I’m a sucker for a waterfall. So, it’s without surprise that we made our way to the Boulder River #734 trail on our recent visit to Washington State. Near Darrington, it’s well off the beaten path (we definitely had a feeling of “Deliverance” as we crawled along the empty access road).
As we weaved between potholes on the rain beaten gravel, the choice was between the lesser of several evils to minimize the severity of each jolt. After what seemed like a really long time (it’s only about 4 miles), we finally arrived at the trail’s head.
We approached the information post. The pages inside the registration box were soaking wet, the pencil was useless. I’m not sure why, but I really dig signing in for hiking trails. Perhaps it’s because it’s some sort of proof that I actually showed up and hiked.
I giddily dug into my bag in search of a pen. We carefully turned through the sodden pages. My face collapsed when we turned to the last page—all of the available spaces were filled in. Undaunted, we scribbled our details at the outer edge of the sheet perpendicular to the provided columns. That done, we proceeded with our ramble along the Boulder River.
We were rewarded straight away. We crossed a wooden bridge sporting a small stream of run-off. Much bigger falls awaited us we reminded ourselves. Once a logging grade, the trail starts out wide and flat.
As the forest became denser, it is hard to describe the profound sense of peace that enveloped me. The aromatic scent of pine and undergrowth and the roar of the river was all there was to keep us company. Sadly, there were no birds around though. I could only assume that most were still south for the winter.
The first obstacle we encountered was a large tree trunk leaning against the rocky wall. We felt like true adventurers as we snuck underneath, trickling water dampening our backs. About a mile on, we came upon what looked to be a rustic campground. Surrounded by beautiful pine trees and the sound of the river, it was an idyllic spot. It was empty now.
As we walked, we noticed the glossy moss that covered nearly everything. Old forest growth was abundant, saved by the wilderness boundary. Past the campground, we came to “Pre-Show Falls”, the water lacing its way down the rocky slope covered with maidenhair fern across the river. The water fall forms a horsetail towards the bottom as it descends about 150 feet. This fall was aptly named because the main event was just a little further along.
First, we heard the thundering water barreling down the mountain. Then, we rounded the bend to meet “Boulder Falls” –this beauty drops about 200 feet. This waterfall is supposed to split at the top, but no doubt the winter rains helped to merge this giant into a single grand cascade.

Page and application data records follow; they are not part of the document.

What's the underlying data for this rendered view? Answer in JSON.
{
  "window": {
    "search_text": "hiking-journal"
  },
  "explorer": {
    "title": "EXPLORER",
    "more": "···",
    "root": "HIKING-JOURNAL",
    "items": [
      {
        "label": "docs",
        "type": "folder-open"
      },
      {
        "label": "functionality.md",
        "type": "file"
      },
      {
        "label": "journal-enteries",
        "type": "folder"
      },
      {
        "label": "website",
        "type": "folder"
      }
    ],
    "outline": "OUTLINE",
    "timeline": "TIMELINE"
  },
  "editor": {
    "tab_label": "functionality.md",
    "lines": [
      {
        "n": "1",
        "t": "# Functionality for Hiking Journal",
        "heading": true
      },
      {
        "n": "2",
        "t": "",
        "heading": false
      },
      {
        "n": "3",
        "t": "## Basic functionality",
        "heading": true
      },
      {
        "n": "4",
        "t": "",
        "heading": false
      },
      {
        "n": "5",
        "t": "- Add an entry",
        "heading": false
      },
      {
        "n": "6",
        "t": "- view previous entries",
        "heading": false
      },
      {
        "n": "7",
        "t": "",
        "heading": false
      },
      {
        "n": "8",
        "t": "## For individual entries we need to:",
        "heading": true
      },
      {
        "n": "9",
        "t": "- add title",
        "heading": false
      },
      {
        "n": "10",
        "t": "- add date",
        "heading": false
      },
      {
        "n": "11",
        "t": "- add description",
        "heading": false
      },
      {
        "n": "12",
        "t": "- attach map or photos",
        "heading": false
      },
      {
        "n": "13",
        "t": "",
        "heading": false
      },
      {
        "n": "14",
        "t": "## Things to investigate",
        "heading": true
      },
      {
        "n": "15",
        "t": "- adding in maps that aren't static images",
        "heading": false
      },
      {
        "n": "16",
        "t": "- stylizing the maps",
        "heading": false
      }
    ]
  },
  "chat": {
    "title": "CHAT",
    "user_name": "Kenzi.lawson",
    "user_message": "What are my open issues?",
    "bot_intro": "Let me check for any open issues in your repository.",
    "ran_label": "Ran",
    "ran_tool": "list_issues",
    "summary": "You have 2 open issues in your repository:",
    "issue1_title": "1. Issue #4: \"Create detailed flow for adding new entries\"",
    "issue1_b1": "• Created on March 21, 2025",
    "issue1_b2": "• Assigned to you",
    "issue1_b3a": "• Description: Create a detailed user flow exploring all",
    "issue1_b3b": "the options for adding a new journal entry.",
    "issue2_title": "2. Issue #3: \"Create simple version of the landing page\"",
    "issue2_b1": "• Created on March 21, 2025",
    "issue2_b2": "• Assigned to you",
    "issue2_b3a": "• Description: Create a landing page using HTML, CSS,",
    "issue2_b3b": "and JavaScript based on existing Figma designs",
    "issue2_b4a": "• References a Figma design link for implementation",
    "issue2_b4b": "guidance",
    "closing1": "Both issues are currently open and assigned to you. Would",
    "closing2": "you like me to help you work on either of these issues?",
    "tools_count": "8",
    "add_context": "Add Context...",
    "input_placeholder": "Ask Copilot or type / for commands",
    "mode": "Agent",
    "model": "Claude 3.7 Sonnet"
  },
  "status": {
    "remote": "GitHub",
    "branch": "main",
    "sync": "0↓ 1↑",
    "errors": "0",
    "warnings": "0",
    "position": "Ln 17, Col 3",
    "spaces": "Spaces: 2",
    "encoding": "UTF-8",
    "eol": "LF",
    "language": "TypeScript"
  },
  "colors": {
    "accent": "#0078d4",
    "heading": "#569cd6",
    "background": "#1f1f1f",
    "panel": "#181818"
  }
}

Between the thunder of the falls and the raging river, we could hardly hear each other. It didn’t matter. We sat for a bit, drinking in the magic of this special place in the forest. It was truly a site to behold.
From here, we continued along the trail moving away from the river. At the 2-mile mark, we came to a narrow wooden bridge spanning a shallow gully. We’d already been walking and photographing for a couple of hours. It was such a wonderfully cool day, we could have easily kept going, but our empty stomachs prevailed, so we headed back towards the car.
Boulder River #734 is an easy, pleasant walk set in remote wilderness. We crossed small creeks, navigated fallen trees, and deeply inhaled the wonderful aromas of the forest.
If you are in the vicinity of Darrington, Washington, you owe it to yourself to check out this hike.